(Items from an interface collection)
■ ■ ■

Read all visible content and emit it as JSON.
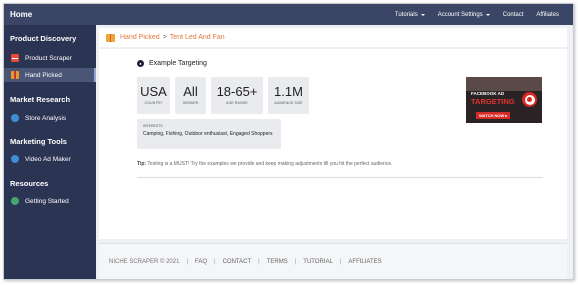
{
  "navbar": {
    "brand": "Home",
    "links": [
      {
        "label": "Tutorials",
        "dropdown": true
      },
      {
        "label": "Account Settings",
        "dropdown": true
      },
      {
        "label": "Contact",
        "dropdown": false
      },
      {
        "label": "Affiliates",
        "dropdown": false
      }
    ]
  },
  "sidebar": {
    "sections": [
      {
        "title": "Product Discovery",
        "items": [
          {
            "label": "Product Scraper",
            "icon": "envelope-icon"
          },
          {
            "label": "Hand Picked",
            "icon": "gift-icon",
            "active": true
          }
        ]
      },
      {
        "title": "Market Research",
        "items": [
          {
            "label": "Store Analysis",
            "icon": "globe-icon"
          }
        ]
      },
      {
        "title": "Marketing Tools",
        "items": [
          {
            "label": "Video Ad Maker",
            "icon": "video-icon"
          }
        ]
      },
      {
        "title": "Resources",
        "items": [
          {
            "label": "Getting Started",
            "icon": "compass-icon"
          }
        ]
      }
    ]
  },
  "breadcrumb": {
    "root": "Hand Picked",
    "separator": ">",
    "current": "Tent Led And Fan"
  },
  "targeting": {
    "title": "Example Targeting",
    "cards": [
      {
        "value": "USA",
        "label": "COUNTRY"
      },
      {
        "value": "All",
        "label": "GENDER"
      },
      {
        "value": "18-65+",
        "label": "AGE RANGE"
      },
      {
        "value": "1.1M",
        "label": "AUDIENCE SIZE"
      }
    ],
    "interests": {
      "label": "INTERESTS",
      "value": "Camping, Fishing, Outdoor enthusiast, Engaged Shoppers"
    },
    "tip_label": "Tip:",
    "tip_text": "Testing is a MUST! Try the examples we provide and keep making adjustments till you hit the perfect audience."
  },
  "ad_banner": {
    "line1": "FACEBOOK AD",
    "line2": "TARGETING",
    "button": "WATCH NOW ▸"
  },
  "footer": {
    "copyright": "NICHE SCRAPER © 2021",
    "links": [
      "FAQ",
      "CONTACT",
      "TERMS",
      "TUTORIAL",
      "AFFILIATES"
    ]
  },
  "colors": {
    "navbar": "#3b4667",
    "sidebar": "#2c3454",
    "accent": "#e07a3a",
    "ad_red": "#e8322e"
  }
}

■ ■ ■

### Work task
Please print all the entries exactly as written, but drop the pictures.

### Answer section
Read all visible content and emit it as JSON.
{
  "navbar": {
    "brand": "Home",
    "links": [
      {
        "label": "Tutorials",
        "dropdown": true
      },
      {
        "label": "Account Settings",
        "dropdown": true
      },
      {
        "label": "Contact",
        "dropdown": false
      },
      {
        "label": "Affiliates",
        "dropdown": false
      }
    ]
  },
  "sidebar": {
    "sections": [
      {
        "title": "Product Discovery",
        "items": [
          {
            "label": "Product Scraper",
            "icon": "envelope-icon"
          },
          {
            "label": "Hand Picked",
            "icon": "gift-icon",
            "active": true
          }
        ]
      },
      {
        "title": "Market Research",
        "items": [
          {
            "label": "Store Analysis",
            "icon": "globe-icon"
          }
        ]
      },
      {
        "title": "Marketing Tools",
        "items": [
          {
            "label": "Video Ad Maker",
            "icon": "video-icon"
          }
        ]
      },
      {
        "title": "Resources",
        "items": [
          {
            "label": "Getting Started",
            "icon": "compass-icon"
          }
        ]
      }
    ]
  },
  "breadcrumb": {
    "root": "Hand Picked",
    "separator": ">",
    "current": "Tent Led And Fan"
  },
  "targeting": {
    "title": "Example Targeting",
    "cards": [
      {
        "value": "USA",
        "label": "COUNTRY"
      },
      {
        "value": "All",
        "label": "GENDER"
      },
      {
        "value": "18-65+",
        "label": "AGE RANGE"
      },
      {
        "value": "1.1M",
        "label": "AUDIENCE SIZE"
      }
    ],
    "interests": {
      "label": "INTERESTS",
      "value": "Camping, Fishing, Outdoor enthusiast, Engaged Shoppers"
    },
    "tip_label": "Tip:",
    "tip_text": "Testing is a MUST! Try the examples we provide and keep making adjustments till you hit the perfect audience."
  },
  "ad_banner": {
    "line1": "FACEBOOK AD",
    "line2": "TARGETING",
    "button": "WATCH NOW ▸"
  },
  "footer": {
    "copyright": "NICHE SCRAPER © 2021",
    "links": [
      "FAQ",
      "CONTACT",
      "TERMS",
      "TUTORIAL",
      "AFFILIATES"
    ]
  },
  "colors": {
    "navbar": "#3b4667",
    "sidebar": "#2c3454",
    "accent": "#e07a3a",
    "ad_red": "#e8322e"
  }
}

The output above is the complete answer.